Community colleges in the Southern Tier are still struggling to recover financially from the effects of the pandemic. With COVID-relief funds set to expire at the end of the school year, schools are reassessing their budgets.
Nearly all the community colleges within the SUNY system have seen declining enrollment numbers leading up to and during the pandemic.
That includes both Tompkins Cortland Community College (TC3) and SUNY Broome.
TC3's vice president of finance, Bill Talbot, presented a new budget to the Tompkins County Legislature last month.
"On the revenue side, we've had some challenges, core enrollments declined 32% during COVID. Our New York state-based aid funding has significantly been reduced," Talbot said.
And while federal COVID-relief funding has helped bridge the gaps for SUNY's community colleges, that funding expires at the end of this school year.
Talbot said TC3's enrollment had grown slightly this fall, though he cautioned it would take time to build the student body back up to pre-pandemic levels.
Funding from Cortland and Tompkins counties provides about 17% of the revenue for TC3. This year, the contribution from the two counties is set to go down by $152,349, though that decrease primarily affects the budget for capital improvements, not instruction costs.
Talbot said TC3 spends less per student compared to other community colleges, which helps keep the budget balanced.
"TC3 is the is the third lowest cost per [full time student], we average $11,400 per [student] and the average is $14,200 for the remaining community colleges," Talbot said.
Talbot said the limitation comes from the cost of necessary capital improvements to the college's buildings and facilities.
"There are only so many projects that we can take on," Talbot said. "[Tompkins and Cortland counties] do not have deep pockets, neither one of you.
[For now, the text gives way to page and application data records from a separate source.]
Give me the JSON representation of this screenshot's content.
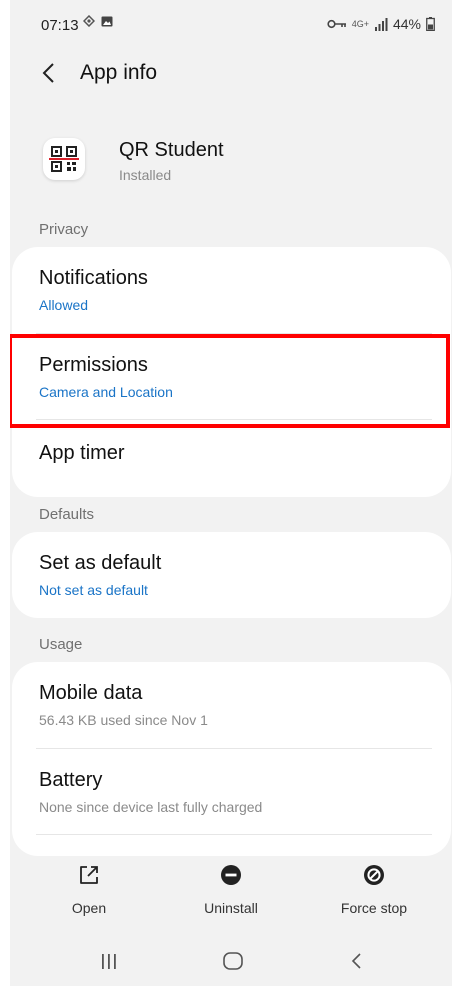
{
  "status_bar": {
    "time": "07:13",
    "left_icons": [
      "gps-icon",
      "image-icon"
    ],
    "right_icons": [
      "key-icon",
      "wifi-4g-icon",
      "signal-icon"
    ],
    "network_label": "4G+",
    "battery": "44%"
  },
  "header": {
    "title": "App info"
  },
  "app": {
    "name": "QR Student",
    "status": "Installed"
  },
  "sections": {
    "privacy": "Privacy",
    "defaults": "Defaults",
    "usage": "Usage"
  },
  "privacy_items": [
    {
      "title": "Notifications",
      "subtitle": "Allowed"
    },
    {
      "title": "Permissions",
      "subtitle": "Camera and Location"
    },
    {
      "title": "App timer"
    }
  ],
  "defaults_items": [
    {
      "title": "Set as default",
      "subtitle": "Not set as default"
    }
  ],
  "usage_items": [
    {
      "title": "Mobile data",
      "subtitle": "56.43 KB used since Nov 1"
    },
    {
      "title": "Battery",
      "subtitle": "None since device last fully charged"
    }
  ],
  "actions": {
    "open": "Open",
    "uninstall": "Uninstall",
    "force_stop": "Force stop"
  },
  "colors": {
    "accent_blue": "#1a74c7",
    "highlight_red": "#ff0000",
    "background": "#f2f2f2"
  }
}
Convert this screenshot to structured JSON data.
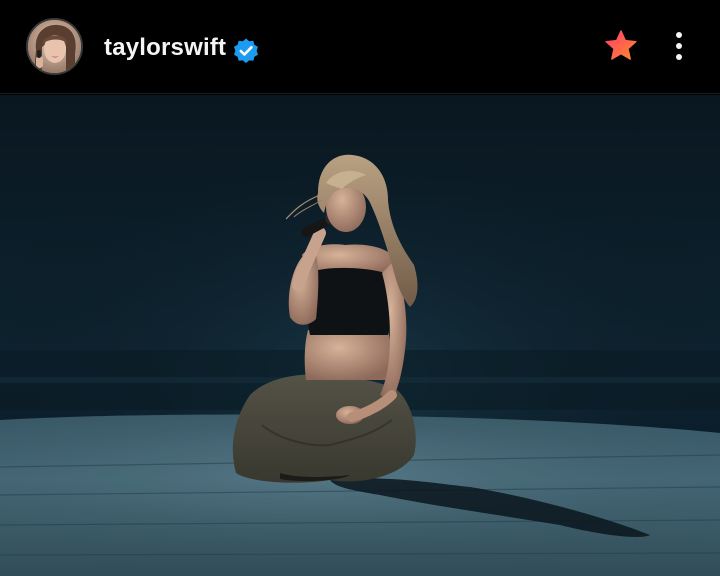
{
  "header": {
    "username": "taylorswift",
    "verified": true,
    "avatar_icon": "profile-avatar",
    "favorite_icon": "gradient-star-icon",
    "more_icon": "vertical-ellipsis-icon"
  },
  "colors": {
    "background": "#000000",
    "username_text": "#f5f5f5",
    "verified_blue": "#1d9bf0",
    "star_gradient_start": "#ff3d6e",
    "star_gradient_end": "#ff8a2a"
  },
  "media": {
    "type": "photo"
  }
}
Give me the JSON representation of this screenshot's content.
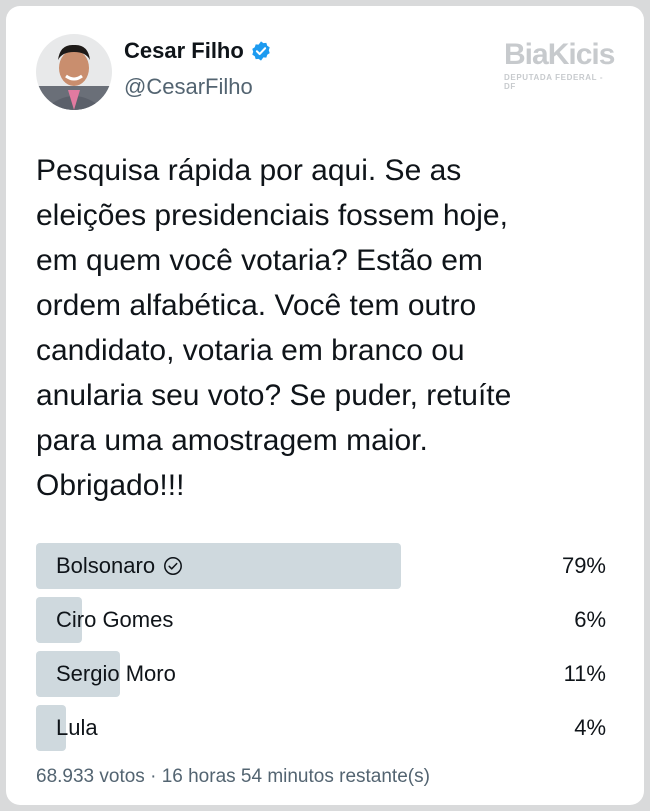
{
  "author": {
    "name": "Cesar Filho",
    "handle": "@CesarFilho",
    "verified": true,
    "avatar_icon": "avatar-photo"
  },
  "watermark": {
    "brand_part1": "Bia",
    "brand_part2": "Kicis",
    "subtitle": "DEPUTADA FEDERAL - DF"
  },
  "tweet": {
    "text": "Pesquisa rápida por aqui. Se as\neleições presidenciais fossem hoje,\nem quem você votaria? Estão em\nordem alfabética. Você tem outro\ncandidato, votaria em branco ou\nanularia seu voto? Se puder, retuíte\npara uma amostragem maior.\nObrigado!!!"
  },
  "poll": {
    "options": [
      {
        "label": "Bolsonaro",
        "percent_label": "79%",
        "percent": 79,
        "winner": true
      },
      {
        "label": "Ciro Gomes",
        "percent_label": "6%",
        "percent": 6,
        "winner": false
      },
      {
        "label": "Sergio Moro",
        "percent_label": "11%",
        "percent": 11,
        "winner": false
      },
      {
        "label": "Lula",
        "percent_label": "4%",
        "percent": 4,
        "winner": false
      }
    ],
    "footer": "68.933 votos · 16 horas 54 minutos restante(s)"
  },
  "colors": {
    "bar": "#cfd9de",
    "verified": "#1d9bf0",
    "text": "#0f1419",
    "muted": "#536471"
  }
}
So we were more conservative this year."
He said TC3 estimates those costs could total some $40 million over the next ten years, and making those repairs could require some creative workarounds.